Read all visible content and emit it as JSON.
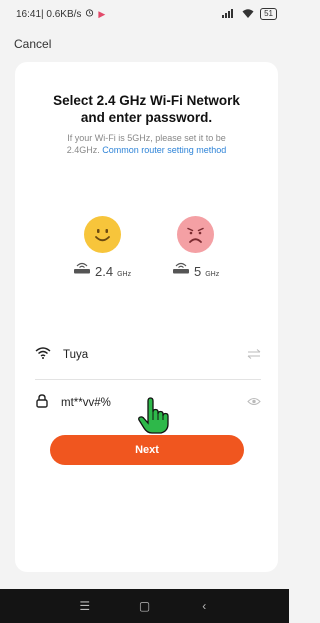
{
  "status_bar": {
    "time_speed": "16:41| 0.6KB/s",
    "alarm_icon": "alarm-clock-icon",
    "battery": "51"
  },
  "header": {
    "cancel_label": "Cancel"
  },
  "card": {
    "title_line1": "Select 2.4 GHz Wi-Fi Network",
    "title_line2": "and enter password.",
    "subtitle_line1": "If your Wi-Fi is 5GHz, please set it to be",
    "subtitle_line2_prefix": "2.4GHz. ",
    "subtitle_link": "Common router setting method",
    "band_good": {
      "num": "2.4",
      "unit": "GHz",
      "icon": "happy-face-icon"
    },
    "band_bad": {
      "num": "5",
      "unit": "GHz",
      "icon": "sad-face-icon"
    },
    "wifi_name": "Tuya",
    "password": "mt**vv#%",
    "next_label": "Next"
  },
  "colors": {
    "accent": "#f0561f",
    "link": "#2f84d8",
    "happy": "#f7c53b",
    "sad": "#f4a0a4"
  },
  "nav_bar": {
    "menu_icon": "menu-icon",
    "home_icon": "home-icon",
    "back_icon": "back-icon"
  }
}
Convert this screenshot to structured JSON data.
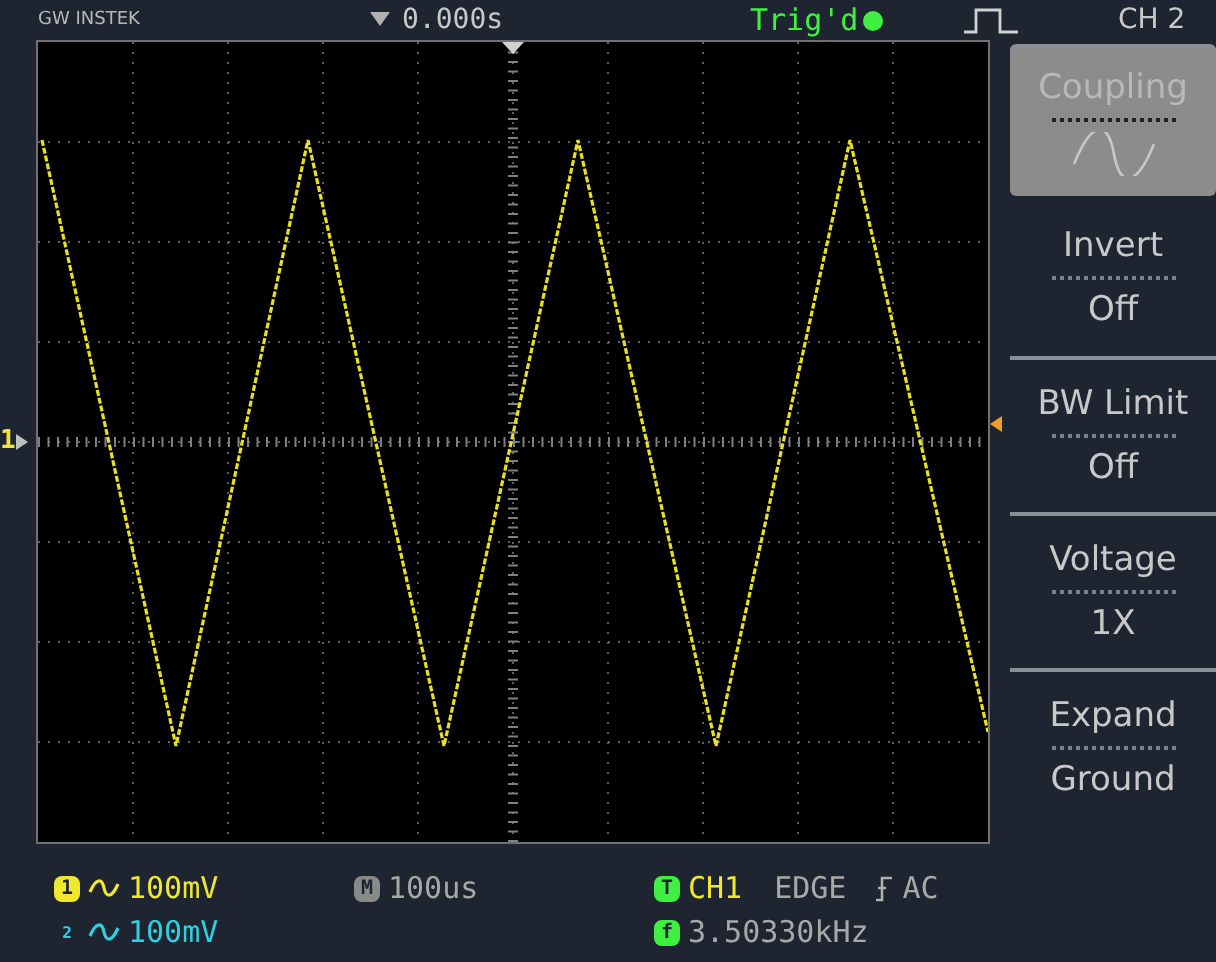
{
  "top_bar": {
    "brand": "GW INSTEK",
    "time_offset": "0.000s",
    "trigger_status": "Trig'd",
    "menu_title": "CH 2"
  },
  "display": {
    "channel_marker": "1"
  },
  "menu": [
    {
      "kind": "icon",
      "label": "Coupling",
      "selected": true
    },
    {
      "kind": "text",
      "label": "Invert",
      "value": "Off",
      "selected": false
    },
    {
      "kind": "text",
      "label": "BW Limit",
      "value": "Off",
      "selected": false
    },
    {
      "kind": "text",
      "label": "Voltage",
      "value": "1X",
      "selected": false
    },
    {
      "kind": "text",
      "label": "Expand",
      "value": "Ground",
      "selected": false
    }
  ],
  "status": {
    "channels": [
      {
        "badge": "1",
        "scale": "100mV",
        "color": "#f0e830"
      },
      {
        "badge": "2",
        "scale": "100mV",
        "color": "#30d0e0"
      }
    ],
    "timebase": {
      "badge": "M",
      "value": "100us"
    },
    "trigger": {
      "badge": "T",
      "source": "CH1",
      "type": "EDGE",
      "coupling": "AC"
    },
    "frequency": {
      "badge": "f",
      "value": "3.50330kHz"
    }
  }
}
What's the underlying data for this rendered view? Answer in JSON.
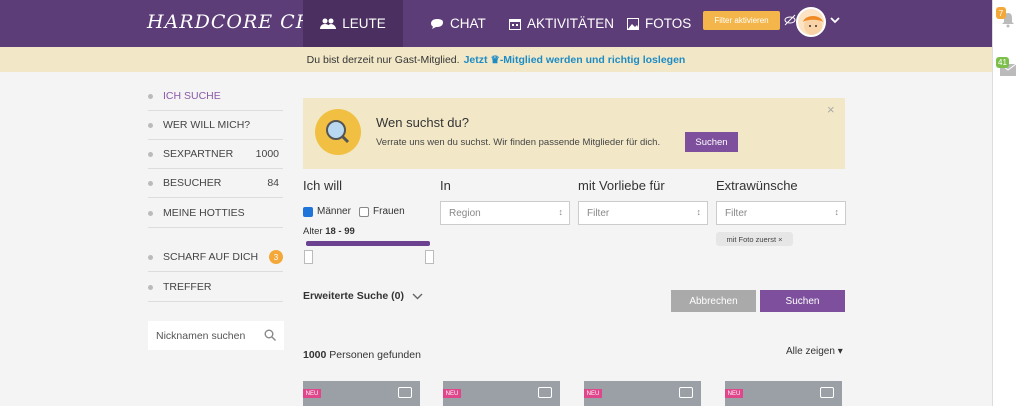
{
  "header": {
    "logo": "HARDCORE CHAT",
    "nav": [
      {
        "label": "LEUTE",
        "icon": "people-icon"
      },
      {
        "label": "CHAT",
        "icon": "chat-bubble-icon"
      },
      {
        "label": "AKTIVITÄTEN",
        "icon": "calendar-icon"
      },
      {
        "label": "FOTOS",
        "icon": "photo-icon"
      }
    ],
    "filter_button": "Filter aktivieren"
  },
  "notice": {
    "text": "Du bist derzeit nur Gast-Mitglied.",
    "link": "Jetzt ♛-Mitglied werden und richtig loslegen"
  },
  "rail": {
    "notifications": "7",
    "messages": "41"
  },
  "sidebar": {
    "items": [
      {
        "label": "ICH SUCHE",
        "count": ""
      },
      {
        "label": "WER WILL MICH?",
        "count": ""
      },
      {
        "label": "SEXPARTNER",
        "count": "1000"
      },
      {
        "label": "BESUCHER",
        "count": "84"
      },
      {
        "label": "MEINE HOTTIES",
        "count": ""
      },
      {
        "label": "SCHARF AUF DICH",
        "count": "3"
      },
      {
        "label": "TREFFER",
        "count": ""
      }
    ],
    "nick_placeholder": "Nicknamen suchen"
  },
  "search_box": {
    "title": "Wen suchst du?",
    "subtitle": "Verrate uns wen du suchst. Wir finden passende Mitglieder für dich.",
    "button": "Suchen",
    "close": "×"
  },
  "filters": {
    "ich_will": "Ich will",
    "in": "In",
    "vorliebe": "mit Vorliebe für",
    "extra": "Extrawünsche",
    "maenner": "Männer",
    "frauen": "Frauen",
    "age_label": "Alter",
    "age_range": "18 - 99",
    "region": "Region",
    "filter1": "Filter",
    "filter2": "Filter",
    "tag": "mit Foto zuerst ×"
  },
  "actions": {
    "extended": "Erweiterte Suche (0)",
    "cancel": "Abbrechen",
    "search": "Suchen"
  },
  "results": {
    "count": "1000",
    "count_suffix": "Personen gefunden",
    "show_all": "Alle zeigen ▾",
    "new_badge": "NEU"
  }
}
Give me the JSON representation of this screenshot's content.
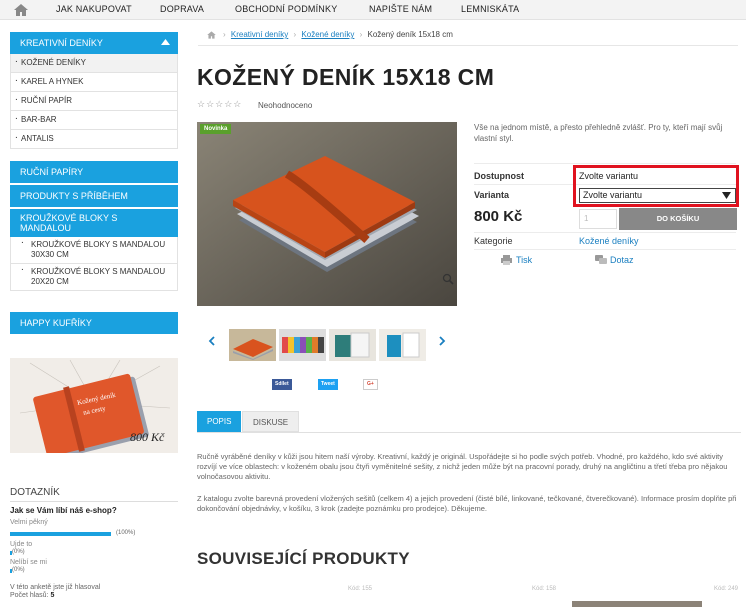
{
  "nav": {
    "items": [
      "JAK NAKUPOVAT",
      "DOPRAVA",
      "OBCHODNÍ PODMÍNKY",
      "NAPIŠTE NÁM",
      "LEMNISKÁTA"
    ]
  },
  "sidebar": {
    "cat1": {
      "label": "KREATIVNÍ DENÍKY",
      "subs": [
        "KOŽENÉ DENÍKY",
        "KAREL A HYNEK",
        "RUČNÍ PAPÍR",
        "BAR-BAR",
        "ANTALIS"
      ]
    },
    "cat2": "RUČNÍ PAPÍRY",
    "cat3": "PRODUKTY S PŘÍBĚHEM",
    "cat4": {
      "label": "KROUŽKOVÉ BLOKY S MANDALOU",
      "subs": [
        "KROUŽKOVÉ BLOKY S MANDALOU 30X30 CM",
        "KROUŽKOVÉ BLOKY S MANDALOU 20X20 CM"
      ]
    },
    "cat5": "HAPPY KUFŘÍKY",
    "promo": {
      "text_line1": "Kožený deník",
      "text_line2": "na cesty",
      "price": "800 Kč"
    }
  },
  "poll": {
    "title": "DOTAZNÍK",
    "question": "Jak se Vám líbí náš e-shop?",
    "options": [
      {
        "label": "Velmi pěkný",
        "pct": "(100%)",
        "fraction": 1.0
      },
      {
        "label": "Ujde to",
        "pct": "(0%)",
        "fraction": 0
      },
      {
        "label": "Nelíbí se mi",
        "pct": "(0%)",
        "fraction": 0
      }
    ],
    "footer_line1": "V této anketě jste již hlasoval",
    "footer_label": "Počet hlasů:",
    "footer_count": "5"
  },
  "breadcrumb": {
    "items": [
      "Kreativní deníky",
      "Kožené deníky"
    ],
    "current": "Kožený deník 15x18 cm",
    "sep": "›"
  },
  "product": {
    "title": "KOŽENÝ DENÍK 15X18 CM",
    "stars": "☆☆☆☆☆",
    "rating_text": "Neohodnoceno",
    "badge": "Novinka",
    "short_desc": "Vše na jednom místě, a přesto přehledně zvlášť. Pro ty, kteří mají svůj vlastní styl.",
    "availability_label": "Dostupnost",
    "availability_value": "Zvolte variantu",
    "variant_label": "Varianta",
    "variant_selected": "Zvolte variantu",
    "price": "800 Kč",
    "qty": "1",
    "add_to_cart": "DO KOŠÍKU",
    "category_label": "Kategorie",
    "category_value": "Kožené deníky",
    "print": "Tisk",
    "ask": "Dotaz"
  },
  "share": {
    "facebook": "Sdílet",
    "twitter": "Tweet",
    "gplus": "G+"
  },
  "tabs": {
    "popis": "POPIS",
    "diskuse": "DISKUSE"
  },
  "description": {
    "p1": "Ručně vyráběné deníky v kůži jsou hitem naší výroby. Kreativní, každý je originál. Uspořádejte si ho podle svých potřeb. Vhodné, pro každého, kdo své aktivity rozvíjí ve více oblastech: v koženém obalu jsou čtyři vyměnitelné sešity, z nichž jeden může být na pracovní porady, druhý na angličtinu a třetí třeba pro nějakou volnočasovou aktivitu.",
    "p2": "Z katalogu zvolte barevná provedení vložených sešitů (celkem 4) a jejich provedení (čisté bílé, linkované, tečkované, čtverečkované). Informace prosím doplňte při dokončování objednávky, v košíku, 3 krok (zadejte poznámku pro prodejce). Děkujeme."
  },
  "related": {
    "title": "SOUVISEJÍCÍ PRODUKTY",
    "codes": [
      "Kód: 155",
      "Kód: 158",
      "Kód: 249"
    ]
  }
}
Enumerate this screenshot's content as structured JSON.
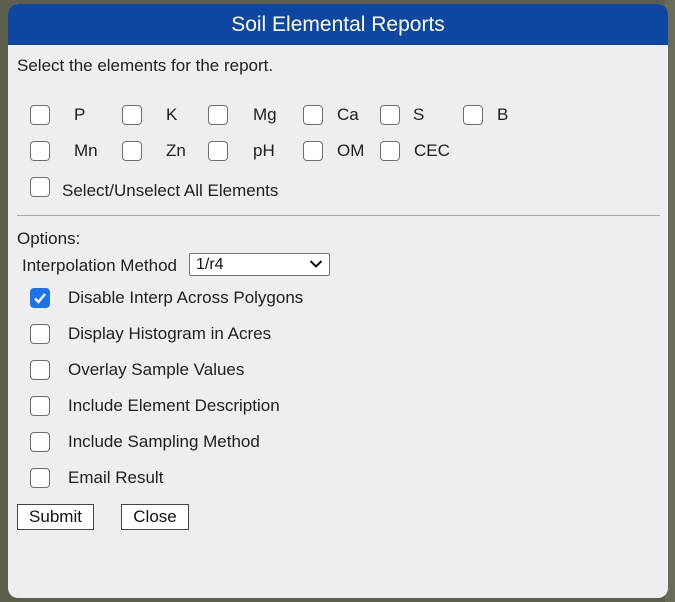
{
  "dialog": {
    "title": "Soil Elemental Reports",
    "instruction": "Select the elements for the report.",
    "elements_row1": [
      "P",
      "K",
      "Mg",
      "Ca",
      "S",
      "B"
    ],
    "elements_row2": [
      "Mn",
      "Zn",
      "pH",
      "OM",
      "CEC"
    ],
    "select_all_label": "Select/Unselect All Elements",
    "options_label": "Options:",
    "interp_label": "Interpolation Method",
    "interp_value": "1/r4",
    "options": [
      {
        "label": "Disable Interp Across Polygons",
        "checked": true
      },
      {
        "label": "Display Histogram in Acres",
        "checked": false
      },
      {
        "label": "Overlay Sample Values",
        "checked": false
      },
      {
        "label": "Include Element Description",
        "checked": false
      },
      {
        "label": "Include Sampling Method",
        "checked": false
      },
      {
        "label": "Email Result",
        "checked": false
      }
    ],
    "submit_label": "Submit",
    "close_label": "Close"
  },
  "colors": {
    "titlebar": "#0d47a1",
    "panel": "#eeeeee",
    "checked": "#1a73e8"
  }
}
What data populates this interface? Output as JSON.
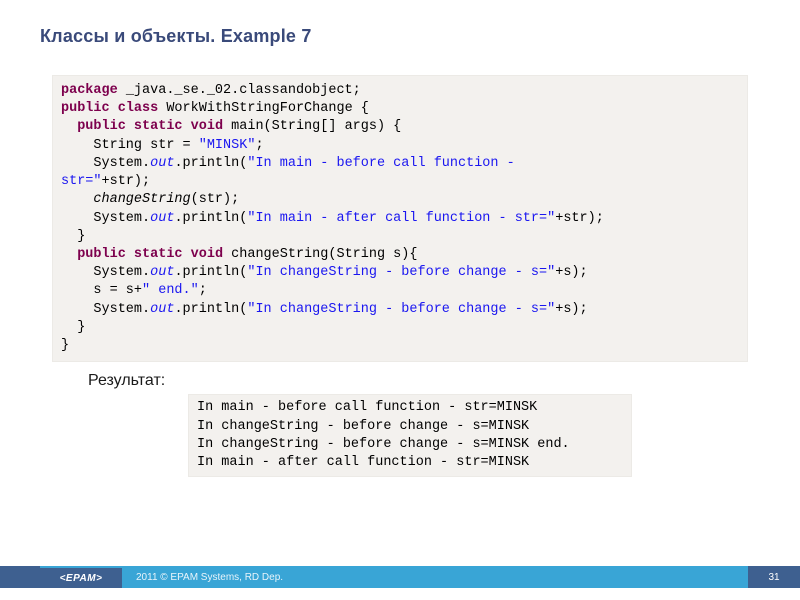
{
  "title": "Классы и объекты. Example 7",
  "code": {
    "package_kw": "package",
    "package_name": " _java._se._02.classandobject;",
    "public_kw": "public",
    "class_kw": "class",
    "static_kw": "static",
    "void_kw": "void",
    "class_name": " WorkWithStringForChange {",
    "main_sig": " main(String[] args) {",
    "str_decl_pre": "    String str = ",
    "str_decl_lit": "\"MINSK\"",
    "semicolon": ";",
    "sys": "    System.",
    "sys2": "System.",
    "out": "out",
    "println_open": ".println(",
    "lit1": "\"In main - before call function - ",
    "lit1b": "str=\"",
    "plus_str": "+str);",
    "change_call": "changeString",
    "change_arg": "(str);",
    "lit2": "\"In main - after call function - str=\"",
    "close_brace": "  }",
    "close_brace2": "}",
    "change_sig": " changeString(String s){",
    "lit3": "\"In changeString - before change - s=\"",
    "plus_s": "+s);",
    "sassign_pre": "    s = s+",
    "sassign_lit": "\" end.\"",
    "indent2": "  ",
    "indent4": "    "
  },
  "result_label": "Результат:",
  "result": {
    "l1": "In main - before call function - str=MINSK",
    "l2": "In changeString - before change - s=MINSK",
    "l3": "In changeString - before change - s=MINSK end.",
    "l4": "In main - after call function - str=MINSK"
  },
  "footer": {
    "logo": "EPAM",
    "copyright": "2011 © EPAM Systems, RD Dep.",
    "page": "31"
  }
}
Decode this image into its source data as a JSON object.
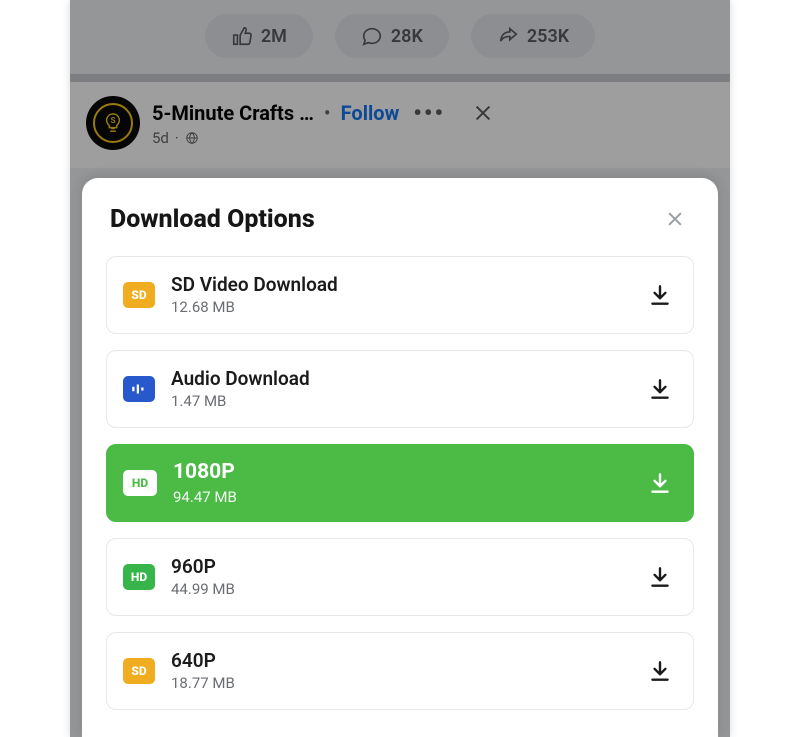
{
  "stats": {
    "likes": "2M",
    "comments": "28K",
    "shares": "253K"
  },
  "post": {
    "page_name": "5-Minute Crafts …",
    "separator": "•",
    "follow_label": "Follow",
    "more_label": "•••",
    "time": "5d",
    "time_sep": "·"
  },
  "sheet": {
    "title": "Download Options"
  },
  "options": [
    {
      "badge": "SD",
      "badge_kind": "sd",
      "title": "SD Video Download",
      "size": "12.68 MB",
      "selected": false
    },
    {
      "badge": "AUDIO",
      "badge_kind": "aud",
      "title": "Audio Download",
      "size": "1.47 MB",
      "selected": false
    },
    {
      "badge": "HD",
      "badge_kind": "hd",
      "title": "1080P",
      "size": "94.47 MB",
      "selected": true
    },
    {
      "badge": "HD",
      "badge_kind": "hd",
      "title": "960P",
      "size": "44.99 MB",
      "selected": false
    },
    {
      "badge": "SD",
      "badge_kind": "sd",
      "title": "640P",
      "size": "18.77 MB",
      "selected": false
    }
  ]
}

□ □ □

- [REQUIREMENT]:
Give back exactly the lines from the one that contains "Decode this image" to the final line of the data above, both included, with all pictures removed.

- [RESULT]:
Decode this image into its source data as a JSON object.
{
  "stats": {
    "likes": "2M",
    "comments": "28K",
    "shares": "253K"
  },
  "post": {
    "page_name": "5-Minute Crafts …",
    "separator": "•",
    "follow_label": "Follow",
    "more_label": "•••",
    "time": "5d",
    "time_sep": "·"
  },
  "sheet": {
    "title": "Download Options"
  },
  "options": [
    {
      "badge": "SD",
      "badge_kind": "sd",
      "title": "SD Video Download",
      "size": "12.68 MB",
      "selected": false
    },
    {
      "badge": "AUDIO",
      "badge_kind": "aud",
      "title": "Audio Download",
      "size": "1.47 MB",
      "selected": false
    },
    {
      "badge": "HD",
      "badge_kind": "hd",
      "title": "1080P",
      "size": "94.47 MB",
      "selected": true
    },
    {
      "badge": "HD",
      "badge_kind": "hd",
      "title": "960P",
      "size": "44.99 MB",
      "selected": false
    },
    {
      "badge": "SD",
      "badge_kind": "sd",
      "title": "640P",
      "size": "18.77 MB",
      "selected": false
    }
  ]
}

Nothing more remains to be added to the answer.